=== DATA PROVIDED ===
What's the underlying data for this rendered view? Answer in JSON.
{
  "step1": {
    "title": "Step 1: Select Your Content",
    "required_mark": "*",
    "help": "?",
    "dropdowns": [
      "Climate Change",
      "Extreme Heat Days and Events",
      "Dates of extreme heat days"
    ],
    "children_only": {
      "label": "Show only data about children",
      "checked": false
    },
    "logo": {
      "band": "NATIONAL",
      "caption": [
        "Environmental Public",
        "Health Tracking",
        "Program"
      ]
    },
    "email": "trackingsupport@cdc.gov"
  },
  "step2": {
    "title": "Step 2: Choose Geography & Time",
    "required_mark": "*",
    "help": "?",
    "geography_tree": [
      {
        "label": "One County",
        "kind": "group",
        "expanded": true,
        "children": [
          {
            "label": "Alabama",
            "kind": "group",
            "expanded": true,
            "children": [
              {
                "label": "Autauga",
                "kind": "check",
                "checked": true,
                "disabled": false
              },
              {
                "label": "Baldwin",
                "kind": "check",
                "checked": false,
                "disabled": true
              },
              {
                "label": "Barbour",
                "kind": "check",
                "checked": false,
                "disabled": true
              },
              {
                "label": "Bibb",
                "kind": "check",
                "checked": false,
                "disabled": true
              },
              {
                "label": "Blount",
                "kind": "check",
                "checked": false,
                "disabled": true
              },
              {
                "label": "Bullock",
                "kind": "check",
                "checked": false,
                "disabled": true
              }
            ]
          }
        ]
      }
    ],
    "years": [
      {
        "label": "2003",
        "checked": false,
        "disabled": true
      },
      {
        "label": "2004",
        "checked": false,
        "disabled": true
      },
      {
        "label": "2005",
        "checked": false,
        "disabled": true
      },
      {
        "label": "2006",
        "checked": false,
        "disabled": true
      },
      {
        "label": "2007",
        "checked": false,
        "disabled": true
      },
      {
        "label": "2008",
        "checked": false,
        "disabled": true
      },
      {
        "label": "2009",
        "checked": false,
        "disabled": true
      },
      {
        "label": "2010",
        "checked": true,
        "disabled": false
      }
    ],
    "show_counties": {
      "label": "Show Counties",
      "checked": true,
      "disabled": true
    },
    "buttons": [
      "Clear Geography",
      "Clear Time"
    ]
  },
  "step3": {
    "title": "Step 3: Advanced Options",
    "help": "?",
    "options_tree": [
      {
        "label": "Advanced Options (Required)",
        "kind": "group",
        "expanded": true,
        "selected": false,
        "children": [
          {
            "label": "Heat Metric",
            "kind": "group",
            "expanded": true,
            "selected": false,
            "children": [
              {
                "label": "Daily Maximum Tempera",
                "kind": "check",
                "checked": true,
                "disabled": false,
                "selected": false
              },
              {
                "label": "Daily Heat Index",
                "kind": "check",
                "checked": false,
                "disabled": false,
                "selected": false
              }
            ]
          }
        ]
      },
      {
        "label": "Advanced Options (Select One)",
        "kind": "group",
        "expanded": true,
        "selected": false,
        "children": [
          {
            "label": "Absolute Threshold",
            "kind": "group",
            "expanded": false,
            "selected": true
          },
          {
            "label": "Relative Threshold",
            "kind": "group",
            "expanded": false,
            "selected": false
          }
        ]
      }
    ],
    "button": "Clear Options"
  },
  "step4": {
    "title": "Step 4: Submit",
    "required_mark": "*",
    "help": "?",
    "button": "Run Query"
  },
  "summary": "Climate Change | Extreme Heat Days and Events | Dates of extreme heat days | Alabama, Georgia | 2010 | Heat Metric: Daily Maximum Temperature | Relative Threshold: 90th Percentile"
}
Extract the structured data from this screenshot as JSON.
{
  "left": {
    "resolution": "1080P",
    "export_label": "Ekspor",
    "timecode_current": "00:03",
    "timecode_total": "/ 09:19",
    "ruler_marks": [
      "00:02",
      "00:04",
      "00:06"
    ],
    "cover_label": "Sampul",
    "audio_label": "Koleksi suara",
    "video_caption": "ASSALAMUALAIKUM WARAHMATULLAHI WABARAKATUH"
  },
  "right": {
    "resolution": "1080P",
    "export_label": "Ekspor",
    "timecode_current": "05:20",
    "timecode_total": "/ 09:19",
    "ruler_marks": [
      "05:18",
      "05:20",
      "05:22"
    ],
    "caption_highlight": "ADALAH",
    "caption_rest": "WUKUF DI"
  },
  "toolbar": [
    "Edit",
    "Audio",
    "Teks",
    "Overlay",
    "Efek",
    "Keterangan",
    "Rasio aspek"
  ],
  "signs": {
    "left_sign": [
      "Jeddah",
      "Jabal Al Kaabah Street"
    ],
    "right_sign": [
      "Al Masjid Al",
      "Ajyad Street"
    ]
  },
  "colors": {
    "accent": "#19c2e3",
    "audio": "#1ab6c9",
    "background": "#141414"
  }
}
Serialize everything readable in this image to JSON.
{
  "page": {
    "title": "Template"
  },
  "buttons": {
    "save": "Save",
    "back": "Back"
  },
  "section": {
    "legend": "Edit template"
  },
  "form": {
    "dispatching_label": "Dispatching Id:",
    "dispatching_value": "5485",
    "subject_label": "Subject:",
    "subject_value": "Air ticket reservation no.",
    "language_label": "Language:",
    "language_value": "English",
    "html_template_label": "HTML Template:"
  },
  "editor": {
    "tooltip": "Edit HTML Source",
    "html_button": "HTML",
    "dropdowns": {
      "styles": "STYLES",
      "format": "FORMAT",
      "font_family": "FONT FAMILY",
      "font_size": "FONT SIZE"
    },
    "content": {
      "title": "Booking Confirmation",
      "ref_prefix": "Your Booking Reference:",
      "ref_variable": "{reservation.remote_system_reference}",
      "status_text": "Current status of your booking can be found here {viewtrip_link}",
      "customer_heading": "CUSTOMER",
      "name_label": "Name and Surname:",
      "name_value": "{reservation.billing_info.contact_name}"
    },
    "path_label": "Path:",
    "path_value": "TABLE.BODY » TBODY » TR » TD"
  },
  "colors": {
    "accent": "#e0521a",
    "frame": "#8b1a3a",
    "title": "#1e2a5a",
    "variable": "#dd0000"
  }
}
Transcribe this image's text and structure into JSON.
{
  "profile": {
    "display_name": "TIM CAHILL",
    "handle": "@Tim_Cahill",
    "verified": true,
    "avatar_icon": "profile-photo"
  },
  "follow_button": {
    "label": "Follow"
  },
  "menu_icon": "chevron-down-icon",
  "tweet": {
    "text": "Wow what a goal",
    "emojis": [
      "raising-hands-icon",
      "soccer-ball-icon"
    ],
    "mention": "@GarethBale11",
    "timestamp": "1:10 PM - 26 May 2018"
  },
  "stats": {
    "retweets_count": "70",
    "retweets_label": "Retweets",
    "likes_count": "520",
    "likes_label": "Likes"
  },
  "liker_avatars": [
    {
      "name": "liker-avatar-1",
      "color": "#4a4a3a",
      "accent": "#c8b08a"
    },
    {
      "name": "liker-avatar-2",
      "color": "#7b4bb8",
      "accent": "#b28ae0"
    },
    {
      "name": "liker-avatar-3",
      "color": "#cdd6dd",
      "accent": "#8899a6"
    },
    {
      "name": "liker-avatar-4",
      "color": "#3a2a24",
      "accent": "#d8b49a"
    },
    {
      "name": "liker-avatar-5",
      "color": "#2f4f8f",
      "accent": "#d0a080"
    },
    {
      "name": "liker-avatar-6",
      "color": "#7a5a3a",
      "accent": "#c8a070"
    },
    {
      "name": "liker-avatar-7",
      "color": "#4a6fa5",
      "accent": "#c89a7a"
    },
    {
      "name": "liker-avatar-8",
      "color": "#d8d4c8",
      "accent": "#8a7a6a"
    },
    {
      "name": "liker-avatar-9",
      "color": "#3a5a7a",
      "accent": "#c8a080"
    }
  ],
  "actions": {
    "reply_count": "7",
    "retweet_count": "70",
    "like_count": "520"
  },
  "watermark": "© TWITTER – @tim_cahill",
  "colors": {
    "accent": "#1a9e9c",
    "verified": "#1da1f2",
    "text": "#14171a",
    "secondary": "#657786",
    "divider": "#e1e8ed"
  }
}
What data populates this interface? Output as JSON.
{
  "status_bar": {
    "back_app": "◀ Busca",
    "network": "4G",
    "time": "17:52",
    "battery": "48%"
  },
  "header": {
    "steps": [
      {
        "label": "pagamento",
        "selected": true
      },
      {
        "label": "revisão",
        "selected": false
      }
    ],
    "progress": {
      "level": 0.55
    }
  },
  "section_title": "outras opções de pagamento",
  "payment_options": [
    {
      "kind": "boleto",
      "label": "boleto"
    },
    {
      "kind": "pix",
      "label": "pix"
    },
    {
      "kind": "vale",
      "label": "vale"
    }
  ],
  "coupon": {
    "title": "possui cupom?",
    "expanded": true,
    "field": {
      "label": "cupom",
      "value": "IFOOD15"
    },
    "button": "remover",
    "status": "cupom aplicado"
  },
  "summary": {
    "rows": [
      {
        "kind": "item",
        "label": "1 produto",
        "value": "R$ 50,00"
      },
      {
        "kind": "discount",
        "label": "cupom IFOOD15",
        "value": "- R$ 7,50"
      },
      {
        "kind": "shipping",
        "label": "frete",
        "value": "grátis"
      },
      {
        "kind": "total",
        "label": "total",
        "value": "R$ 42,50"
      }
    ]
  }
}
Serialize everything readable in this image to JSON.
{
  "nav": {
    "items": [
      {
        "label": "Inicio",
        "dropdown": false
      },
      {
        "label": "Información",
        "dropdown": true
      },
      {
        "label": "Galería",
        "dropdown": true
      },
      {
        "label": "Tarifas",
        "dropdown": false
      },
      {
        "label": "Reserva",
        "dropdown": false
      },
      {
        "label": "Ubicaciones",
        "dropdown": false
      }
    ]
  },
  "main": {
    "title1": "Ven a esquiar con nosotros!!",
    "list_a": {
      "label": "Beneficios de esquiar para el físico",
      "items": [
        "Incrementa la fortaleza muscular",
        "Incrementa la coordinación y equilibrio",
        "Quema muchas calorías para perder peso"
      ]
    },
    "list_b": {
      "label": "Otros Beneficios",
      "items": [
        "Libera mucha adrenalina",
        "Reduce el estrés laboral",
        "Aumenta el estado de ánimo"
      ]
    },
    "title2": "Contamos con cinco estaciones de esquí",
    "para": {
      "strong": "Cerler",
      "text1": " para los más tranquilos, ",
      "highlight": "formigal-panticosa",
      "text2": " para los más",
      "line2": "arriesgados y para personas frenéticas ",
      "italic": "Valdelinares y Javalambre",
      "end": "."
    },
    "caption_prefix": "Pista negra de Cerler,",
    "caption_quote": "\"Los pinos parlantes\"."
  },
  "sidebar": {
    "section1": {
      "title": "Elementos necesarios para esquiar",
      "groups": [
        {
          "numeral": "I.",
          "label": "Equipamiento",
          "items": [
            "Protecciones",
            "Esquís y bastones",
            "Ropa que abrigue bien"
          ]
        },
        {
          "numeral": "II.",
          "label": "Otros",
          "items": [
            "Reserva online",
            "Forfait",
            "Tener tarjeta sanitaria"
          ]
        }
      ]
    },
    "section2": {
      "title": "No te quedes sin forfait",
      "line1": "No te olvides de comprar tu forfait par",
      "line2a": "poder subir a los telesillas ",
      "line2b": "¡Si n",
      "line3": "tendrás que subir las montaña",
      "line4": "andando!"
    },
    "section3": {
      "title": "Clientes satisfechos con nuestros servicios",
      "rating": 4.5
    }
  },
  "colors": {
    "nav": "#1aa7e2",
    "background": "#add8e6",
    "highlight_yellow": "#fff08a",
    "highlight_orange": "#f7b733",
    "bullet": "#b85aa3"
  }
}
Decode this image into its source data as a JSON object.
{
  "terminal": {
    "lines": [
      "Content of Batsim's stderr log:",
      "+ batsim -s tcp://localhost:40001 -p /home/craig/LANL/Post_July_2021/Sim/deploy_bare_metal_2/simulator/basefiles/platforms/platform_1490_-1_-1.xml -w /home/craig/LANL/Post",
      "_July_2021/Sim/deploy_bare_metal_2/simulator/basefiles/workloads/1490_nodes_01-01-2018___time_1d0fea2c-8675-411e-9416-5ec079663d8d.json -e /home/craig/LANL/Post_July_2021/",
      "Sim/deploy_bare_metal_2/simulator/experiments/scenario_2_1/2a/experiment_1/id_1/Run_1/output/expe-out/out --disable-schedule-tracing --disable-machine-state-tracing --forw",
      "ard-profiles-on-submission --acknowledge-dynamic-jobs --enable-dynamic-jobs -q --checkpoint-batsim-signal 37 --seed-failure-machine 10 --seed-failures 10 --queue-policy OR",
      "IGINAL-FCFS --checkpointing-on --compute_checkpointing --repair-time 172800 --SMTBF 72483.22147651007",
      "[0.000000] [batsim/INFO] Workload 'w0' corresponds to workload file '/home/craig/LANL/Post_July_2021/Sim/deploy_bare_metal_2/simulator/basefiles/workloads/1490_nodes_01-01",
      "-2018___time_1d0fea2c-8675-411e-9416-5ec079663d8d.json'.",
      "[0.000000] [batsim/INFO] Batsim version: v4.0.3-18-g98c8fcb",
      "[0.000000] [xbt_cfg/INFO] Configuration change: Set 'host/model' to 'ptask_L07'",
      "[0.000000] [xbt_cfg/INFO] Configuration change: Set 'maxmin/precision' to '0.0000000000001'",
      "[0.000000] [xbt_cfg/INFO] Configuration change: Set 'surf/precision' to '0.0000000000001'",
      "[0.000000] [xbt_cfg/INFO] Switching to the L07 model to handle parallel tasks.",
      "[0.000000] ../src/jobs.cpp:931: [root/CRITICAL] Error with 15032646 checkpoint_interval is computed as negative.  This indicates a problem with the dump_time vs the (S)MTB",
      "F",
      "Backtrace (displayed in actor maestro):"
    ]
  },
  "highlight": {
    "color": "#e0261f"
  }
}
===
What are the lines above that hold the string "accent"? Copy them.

* SOLUTION TO THE EXERCISE *
    "accent": "#19c2e3",
    "accent": "#e0521a",
      "accent": "#c8b08a"
      "accent": "#b28ae0"
      "accent": "#8899a6"
      "accent": "#d8b49a"
      "accent": "#d0a080"
      "accent": "#c8a070"
      "accent": "#c89a7a"
      "accent": "#8a7a6a"
      "accent": "#c8a080"
    "accent": "#1a9e9c",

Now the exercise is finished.